               |                          |                          |
               |                          |                          |
               +--------------------------+--------------------------+

In recent years we have seen a surge on the “subscribe”/”pull” mode
of publication. In this mode the emitter creates some piece of info
or some message but this is kept as close as possible to the source,
with the receptor having to explicitly subscribe or pull the message
from the source. There is usually no special need to address the
message to a particular receptor (or receptors) and the receptors
have a lot more say on who and what messages they want to read.
Assuming this method of publication, lets see which “new” pieces
of social software fit in the matrix quadrants:

Synchronicity

                        Sync                        Async
               +--------------------------+--------------------------+
               |                          |                          |
               |                          |                          |
               |                          |                          |
               |          ?               |           ?              |
               |                          |                          |
         1:1   |                          |                          |
               |                          |                          |
               |                          |                          |
   A           |                          |                          |
   r           |                          |                          |
   i           |                          |                          |
   t           |                          |                          |
   y           |                          |                          |
               +--------------------------+--------------------------+
               |                          |                          |
               |                          |                          |
               |                          |                          |
               |        Twitter           |         Blogs            |
               |                          |         Wikis            |
               |                          |         Feeds            |
         1:N   |                          |                          |
               |                          |                          |
               |                          |                          |
               |                          |                          |
               |                          |                          |
               +--------------------------+--------------------------+

(Please feel free to send me some email if you think that I have
misplaced some of the technologies or if I’m forgetting a relevant
one; I would appreciate some inputs….)

Now, given the above matrix it is, at least for me and for now,
easy to draw two conclusions:

– its easy to see why Twitter is so successfull; just like blogs
have replaced Usenet as the 1:N/Async tool of choice in the
“subscribe” world, so has Twitter replaced IRC and crappy group IM
as the 1:N/Sync tool of choice in the new world.

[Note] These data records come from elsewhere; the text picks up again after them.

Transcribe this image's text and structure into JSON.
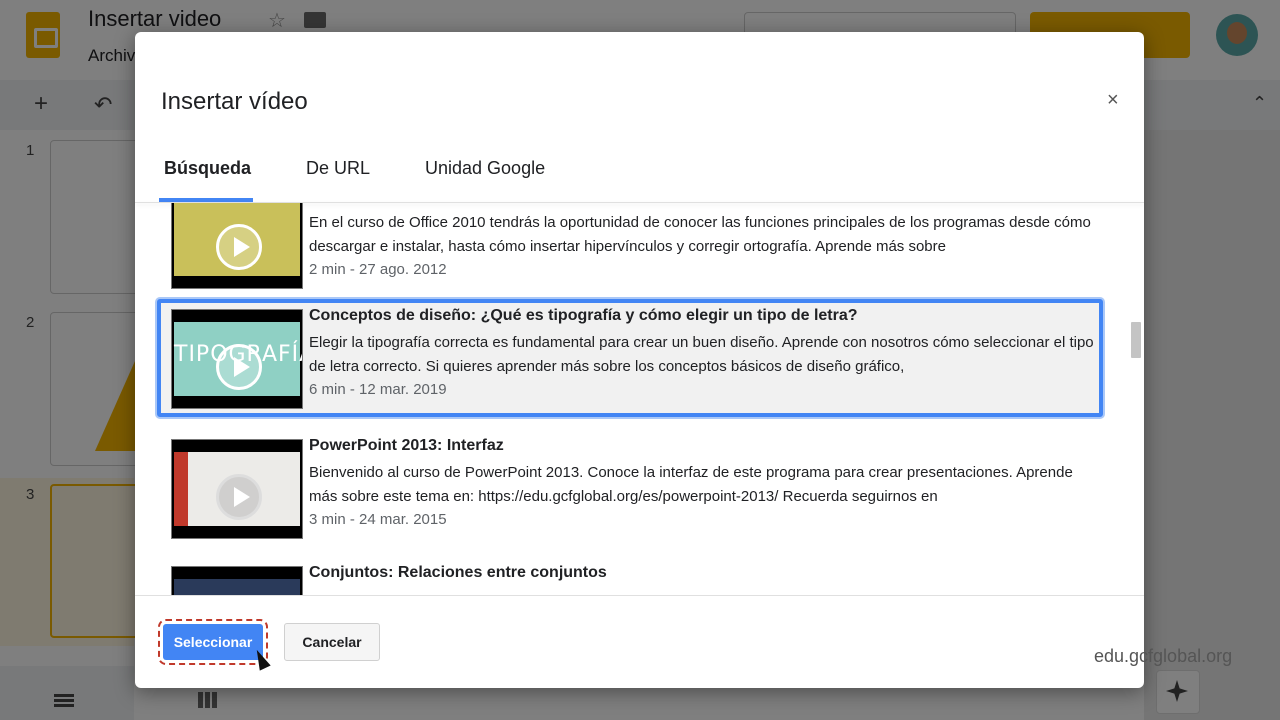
{
  "app": {
    "doc_title": "Insertar video",
    "menu_file": "Archivo",
    "slide_numbers": [
      "1",
      "2",
      "3"
    ]
  },
  "dialog": {
    "title": "Insertar vídeo",
    "close_glyph": "×",
    "tabs": [
      {
        "label": "Búsqueda",
        "active": true
      },
      {
        "label": "De URL",
        "active": false
      },
      {
        "label": "Unidad Google",
        "active": false
      }
    ],
    "results": [
      {
        "title": "",
        "description": "En el curso de Office 2010 tendrás la oportunidad de conocer las funciones principales de los programas desde cómo descargar e instalar, hasta cómo insertar hipervínculos y corregir ortografía. Aprende más sobre",
        "meta": "2 min - 27 ago. 2012",
        "thumb_text": "",
        "thumb_color": "#c9c05a",
        "selected": false
      },
      {
        "title": "Conceptos de diseño: ¿Qué es tipografía y cómo elegir un tipo de letra?",
        "description": "Elegir la tipografía correcta es fundamental para crear un buen diseño. Aprende con nosotros cómo seleccionar el tipo de letra correcto. Si quieres aprender más sobre los conceptos básicos de diseño gráfico,",
        "meta": "6 min - 12 mar. 2019",
        "thumb_text": "TIPOGRAFÍA.",
        "thumb_color": "#8fd0c4",
        "selected": true
      },
      {
        "title": "PowerPoint 2013: Interfaz",
        "description": "Bienvenido al curso de PowerPoint 2013. Conoce la interfaz de este programa para crear presentaciones. Aprende más sobre este tema en: https://edu.gcfglobal.org/es/powerpoint-2013/ Recuerda seguirnos en",
        "meta": "3 min - 24 mar. 2015",
        "thumb_text": "",
        "thumb_color": "#ecebe8",
        "selected": false
      },
      {
        "title": "Conjuntos: Relaciones entre conjuntos",
        "description": "",
        "meta": "",
        "thumb_text": "",
        "thumb_color": "#2a3a5a",
        "selected": false
      }
    ],
    "select_label": "Seleccionar",
    "cancel_label": "Cancelar"
  },
  "watermark": "edu.gcfglobal.org",
  "colors": {
    "accent": "#4285f4",
    "brand": "#f4b400",
    "focus_outline": "#c0392b"
  }
}
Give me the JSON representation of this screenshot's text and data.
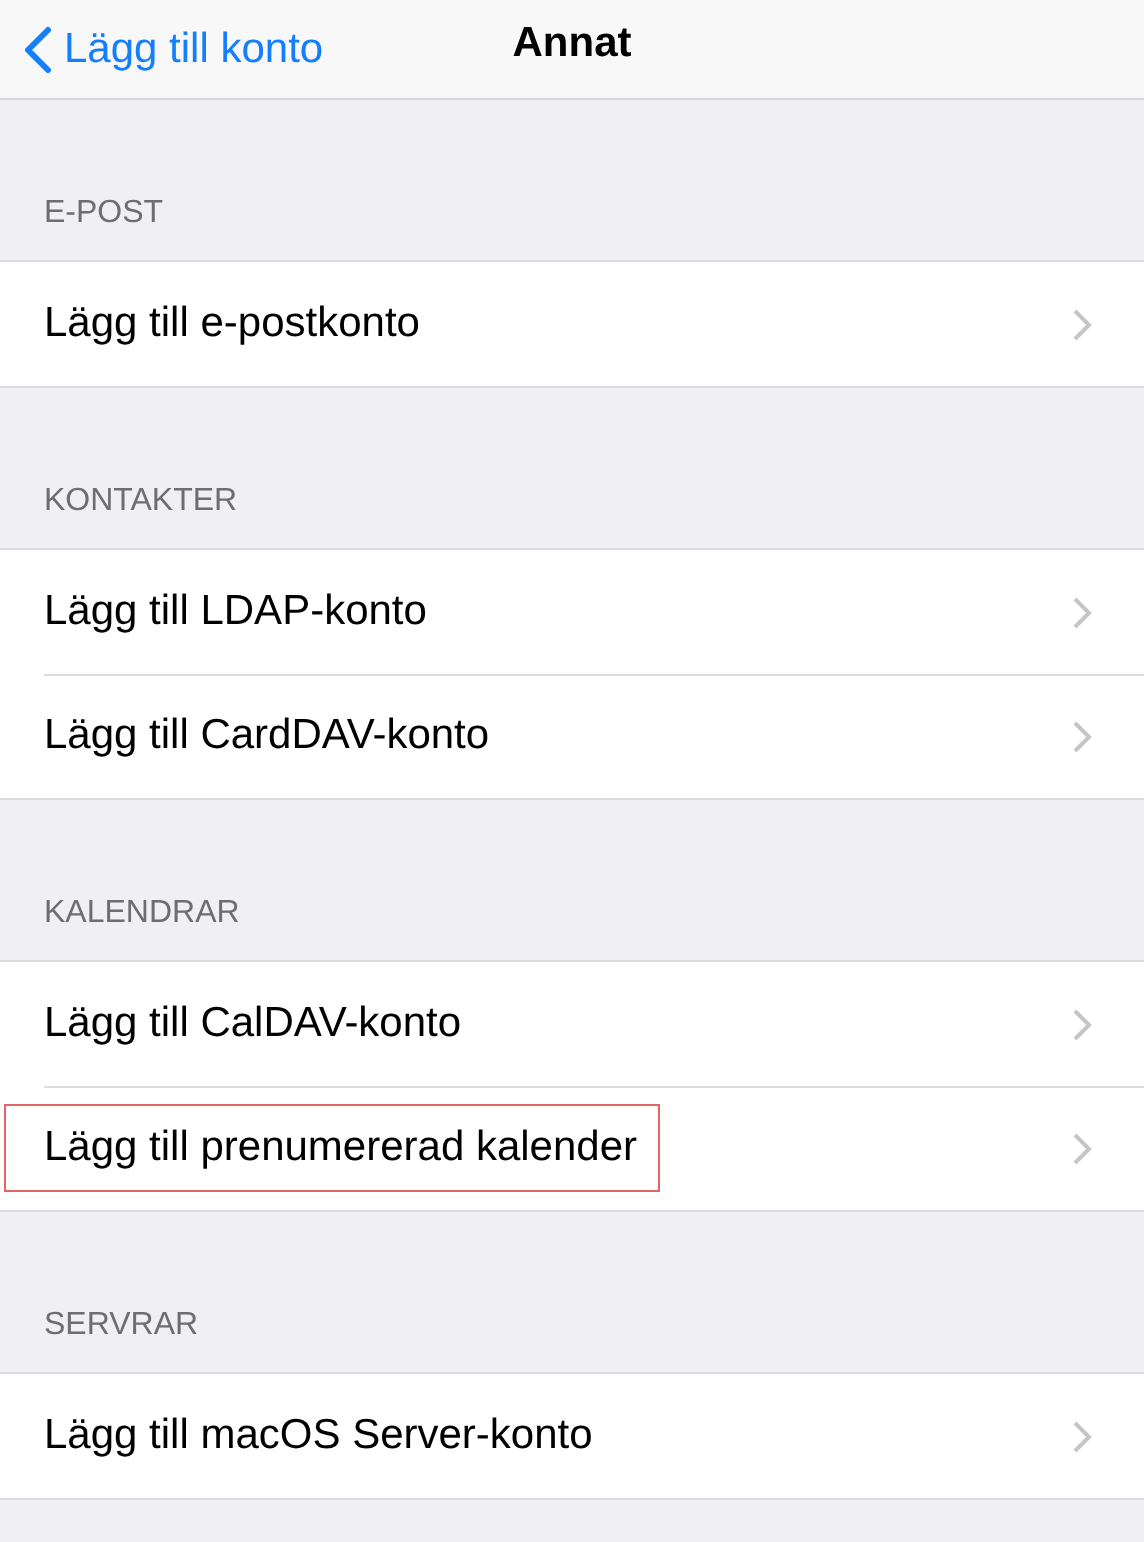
{
  "nav": {
    "back_label": "Lägg till konto",
    "title": "Annat"
  },
  "sections": [
    {
      "header": "E-POST",
      "rows": [
        {
          "label": "Lägg till e-postkonto",
          "highlighted": false
        }
      ]
    },
    {
      "header": "KONTAKTER",
      "rows": [
        {
          "label": "Lägg till LDAP-konto",
          "highlighted": false
        },
        {
          "label": "Lägg till CardDAV-konto",
          "highlighted": false
        }
      ]
    },
    {
      "header": "KALENDRAR",
      "rows": [
        {
          "label": "Lägg till CalDAV-konto",
          "highlighted": false
        },
        {
          "label": "Lägg till prenumererad kalender",
          "highlighted": true
        }
      ]
    },
    {
      "header": "SERVRAR",
      "rows": [
        {
          "label": "Lägg till macOS Server-konto",
          "highlighted": false
        }
      ]
    }
  ]
}
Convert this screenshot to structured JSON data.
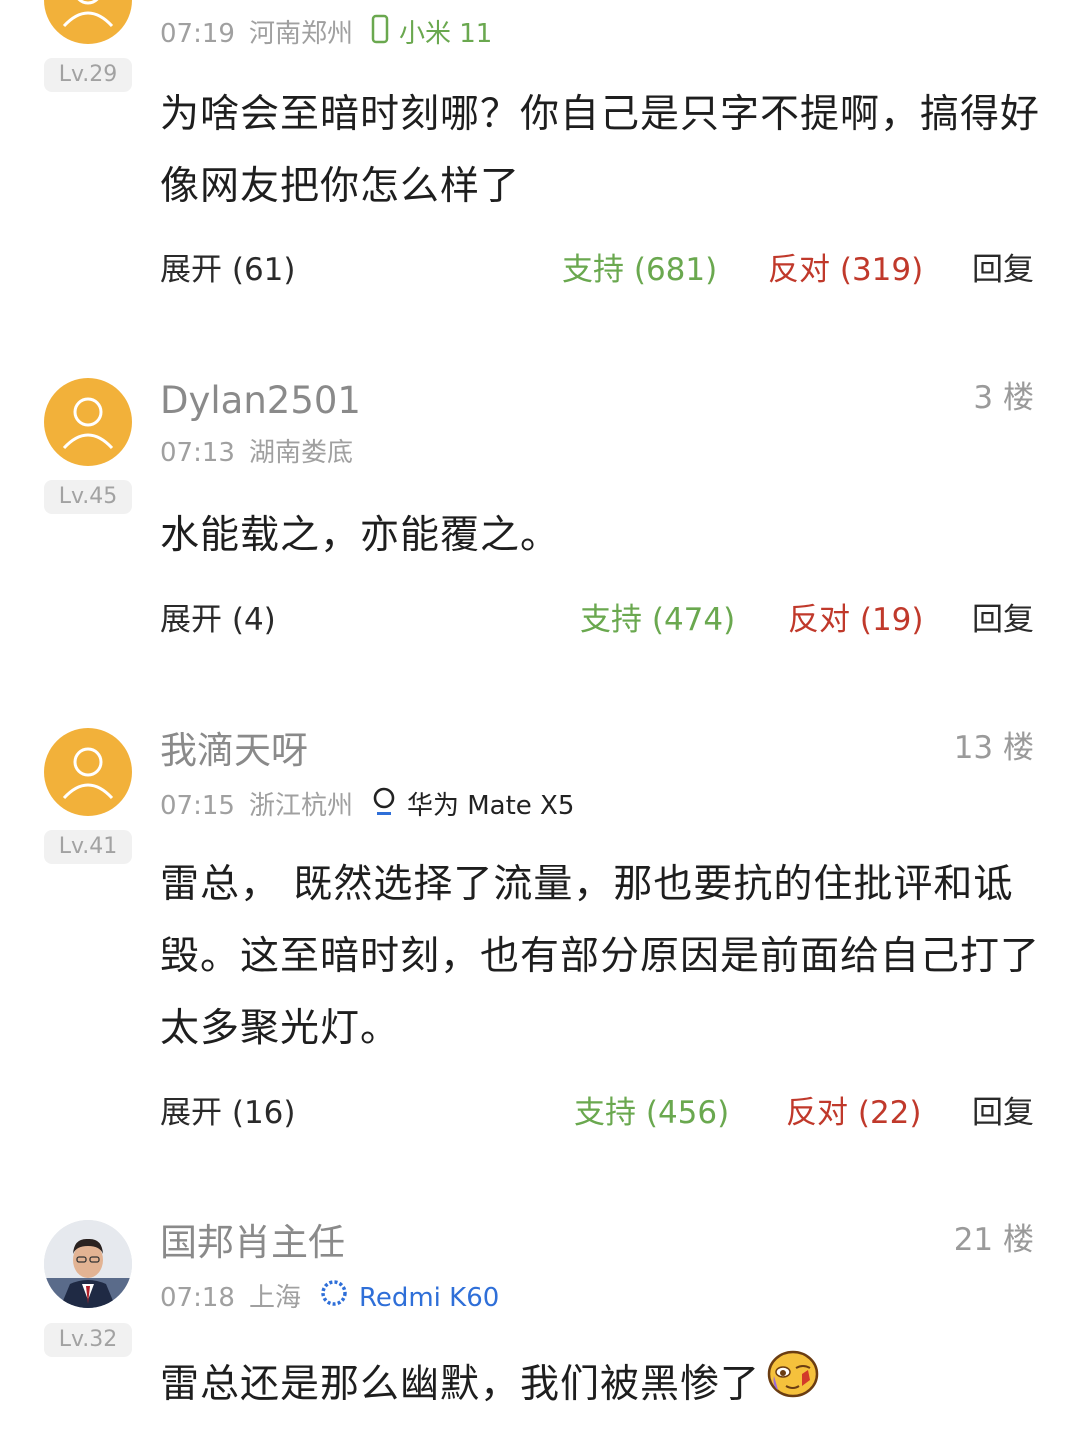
{
  "comments": [
    {
      "level": "Lv.29",
      "time": "07:19",
      "location": "河南郑州",
      "device": "小米 11",
      "body": "为啥会至暗时刻哪？你自己是只字不提啊，搞得好像网友把你怎么样了",
      "expand": "展开 (61)",
      "support": "支持 (681)",
      "oppose": "反对 (319)",
      "reply": "回复",
      "colors": {
        "device": "#6aa84f"
      }
    },
    {
      "username": "Dylan2501",
      "floor": "3 楼",
      "level": "Lv.45",
      "time": "07:13",
      "location": "湖南娄底",
      "body": "水能载之，亦能覆之。",
      "expand": "展开 (4)",
      "support": "支持 (474)",
      "oppose": "反对 (19)",
      "reply": "回复"
    },
    {
      "username": "我滴天呀",
      "floor": "13 楼",
      "level": "Lv.41",
      "time": "07:15",
      "location": "浙江杭州",
      "device": "华为 Mate X5",
      "body": "雷总， 既然选择了流量，那也要抗的住批评和诋毁。这至暗时刻，也有部分原因是前面给自己打了太多聚光灯。",
      "expand": "展开 (16)",
      "support": "支持 (456)",
      "oppose": "反对 (22)",
      "reply": "回复"
    },
    {
      "username": "国邦肖主任",
      "floor": "21 楼",
      "level": "Lv.32",
      "time": "07:18",
      "location": "上海",
      "device": "Redmi K60",
      "body": "雷总还是那么幽默，我们被黑惨了",
      "colors": {
        "device": "#2f6fd8"
      }
    }
  ],
  "icons": {
    "avatar": "default-user-avatar-icon",
    "phone": "phone-icon",
    "huawei": "huawei-ring-icon",
    "redmi": "redmi-ring-icon",
    "emoji": "crying-laughing-emoji-icon"
  },
  "colors": {
    "avatar_bg": "#f2b13a",
    "support": "#6aa84f",
    "oppose": "#c0392b"
  }
}
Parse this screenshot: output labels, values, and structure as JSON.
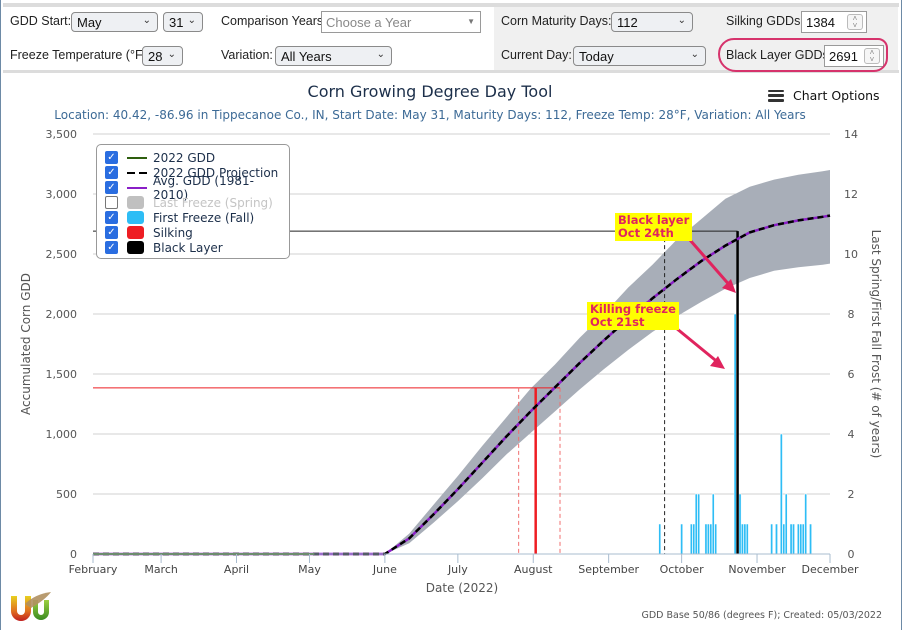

– its easy to see the “gaping hole, the next big thing”; what will
replace email/IM/phone as the 1:1/Sync and 1:1/Async tools of choice
in the “pull”/”subscribe” world? And, in the case of email, could
it/this be the definitive solution to the “spam” problem?

Food for thought and, paraphrasing Paul Graham, things that would
definitely invest in ;-)…..

— MV